200 Websites Breached – 6.1 Million Accounts at Risk

Cyble has detected and verified 200 data breaches on various websites and companies. In total due to these data breaches around 6.1 million user accounts are brought up to risk.

Joomla team discloses data breach

The team behind the Joomla open source content management system (CMS) announced a security breach last week. The incident took place after a member of the Joomla Resources Directory (JRD) team left a full backup of the JRD site (resources.joomla.org) on an Amazon Web Services S3 bucket owned by their own company. The Joomla team said the backup file was not encrypted and contained details for roughly 2,700 users who registered and created profiles on the JRD website - a portal where professionals advertise their Joomla site-making skills. Joomla admins said they are still investigating the incident. It is currently unclear if anyone found and download the data from the third-party company's S3 server.

Hacker leaks database of dark web hosting provider

A hacker has leaked online the database of Daniel's Hosting (DH), the largest free web hosting provider for dark web services. The leaked data was obtained after the hacker breached DH earlier this year, on March 10, 2020. At the time, DH owner Daniel Winzen told ZDNet the hacker breached his portal, stole its database, and then wiped all servers. On March 26, two weeks after the breach, DH shut down its service for good, urging users to move their sites to new dark web hosting providers. Around 7,600 websites - a third of all dark web portals - went down following DH's shutdown.

Malware

New Agent Tesla Variant Spreading by Phishing

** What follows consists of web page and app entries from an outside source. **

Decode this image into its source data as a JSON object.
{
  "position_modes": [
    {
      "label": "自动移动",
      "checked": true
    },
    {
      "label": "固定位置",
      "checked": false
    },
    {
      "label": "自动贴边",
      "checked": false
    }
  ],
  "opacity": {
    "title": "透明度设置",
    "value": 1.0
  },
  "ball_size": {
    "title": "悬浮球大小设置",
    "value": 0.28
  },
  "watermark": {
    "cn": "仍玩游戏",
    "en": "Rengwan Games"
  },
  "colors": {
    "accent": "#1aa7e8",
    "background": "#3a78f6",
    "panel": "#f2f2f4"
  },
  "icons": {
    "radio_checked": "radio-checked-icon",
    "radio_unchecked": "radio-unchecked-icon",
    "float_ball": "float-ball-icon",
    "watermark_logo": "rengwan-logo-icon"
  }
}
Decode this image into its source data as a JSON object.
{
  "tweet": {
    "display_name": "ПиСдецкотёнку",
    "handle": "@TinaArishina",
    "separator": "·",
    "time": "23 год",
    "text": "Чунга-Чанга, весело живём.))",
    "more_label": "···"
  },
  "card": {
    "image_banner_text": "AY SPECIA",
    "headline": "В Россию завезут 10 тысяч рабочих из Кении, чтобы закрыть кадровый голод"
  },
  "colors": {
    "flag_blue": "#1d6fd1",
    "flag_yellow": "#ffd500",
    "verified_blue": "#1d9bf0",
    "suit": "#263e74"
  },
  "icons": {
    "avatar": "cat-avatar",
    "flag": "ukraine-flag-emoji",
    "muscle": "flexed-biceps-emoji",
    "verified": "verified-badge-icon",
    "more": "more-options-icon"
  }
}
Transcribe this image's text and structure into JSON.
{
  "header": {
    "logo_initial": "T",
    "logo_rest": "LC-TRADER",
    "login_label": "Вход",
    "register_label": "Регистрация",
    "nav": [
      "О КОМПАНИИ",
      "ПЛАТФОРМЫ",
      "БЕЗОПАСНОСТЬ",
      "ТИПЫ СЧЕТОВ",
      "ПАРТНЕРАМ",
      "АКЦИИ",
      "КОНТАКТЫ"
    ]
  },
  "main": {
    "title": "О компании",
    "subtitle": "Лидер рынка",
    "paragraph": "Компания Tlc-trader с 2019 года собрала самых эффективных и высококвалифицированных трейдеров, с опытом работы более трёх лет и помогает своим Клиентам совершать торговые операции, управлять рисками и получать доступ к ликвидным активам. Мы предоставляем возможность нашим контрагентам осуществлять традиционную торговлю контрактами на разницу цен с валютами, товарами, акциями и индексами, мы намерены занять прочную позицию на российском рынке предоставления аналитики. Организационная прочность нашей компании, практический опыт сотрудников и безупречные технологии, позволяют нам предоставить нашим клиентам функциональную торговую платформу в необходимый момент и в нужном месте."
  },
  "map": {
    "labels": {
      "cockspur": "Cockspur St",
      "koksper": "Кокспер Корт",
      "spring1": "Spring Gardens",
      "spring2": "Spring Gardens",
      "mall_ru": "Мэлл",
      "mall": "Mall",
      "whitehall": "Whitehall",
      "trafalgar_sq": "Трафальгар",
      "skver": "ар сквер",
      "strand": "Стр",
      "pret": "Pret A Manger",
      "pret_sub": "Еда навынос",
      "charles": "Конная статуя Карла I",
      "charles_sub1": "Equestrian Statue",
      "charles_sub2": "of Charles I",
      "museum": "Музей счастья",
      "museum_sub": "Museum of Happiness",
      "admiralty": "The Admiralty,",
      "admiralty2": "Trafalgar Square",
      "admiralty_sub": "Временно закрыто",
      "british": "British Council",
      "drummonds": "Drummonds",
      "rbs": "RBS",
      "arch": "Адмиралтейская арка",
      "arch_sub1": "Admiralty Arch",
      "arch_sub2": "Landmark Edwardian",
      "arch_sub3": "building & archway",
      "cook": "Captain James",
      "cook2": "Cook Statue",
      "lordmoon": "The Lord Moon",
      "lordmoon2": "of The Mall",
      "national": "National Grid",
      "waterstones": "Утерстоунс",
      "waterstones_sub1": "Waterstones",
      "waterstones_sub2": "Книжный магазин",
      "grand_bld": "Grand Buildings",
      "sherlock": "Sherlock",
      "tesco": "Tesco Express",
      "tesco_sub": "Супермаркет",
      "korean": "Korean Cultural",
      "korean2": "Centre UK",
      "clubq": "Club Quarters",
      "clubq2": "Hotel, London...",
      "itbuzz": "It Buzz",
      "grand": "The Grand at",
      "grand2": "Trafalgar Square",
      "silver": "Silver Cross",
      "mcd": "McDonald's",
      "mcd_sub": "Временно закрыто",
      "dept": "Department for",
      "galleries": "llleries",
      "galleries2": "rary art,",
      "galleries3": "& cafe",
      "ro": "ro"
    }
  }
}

Agent Tesla is a spyware, keylogger, and information stealer Trojan written in Microsoft's .Net language. Agent Tesla has been observed in the world since 2014, and has been active ever since. Agent Tesla is also a commercial project, whose subscription license is sold on its official website. Several days ago, FortiGuard Labs captured a phishing email with an attachment that is being used to spread a new version of Agent Tesla.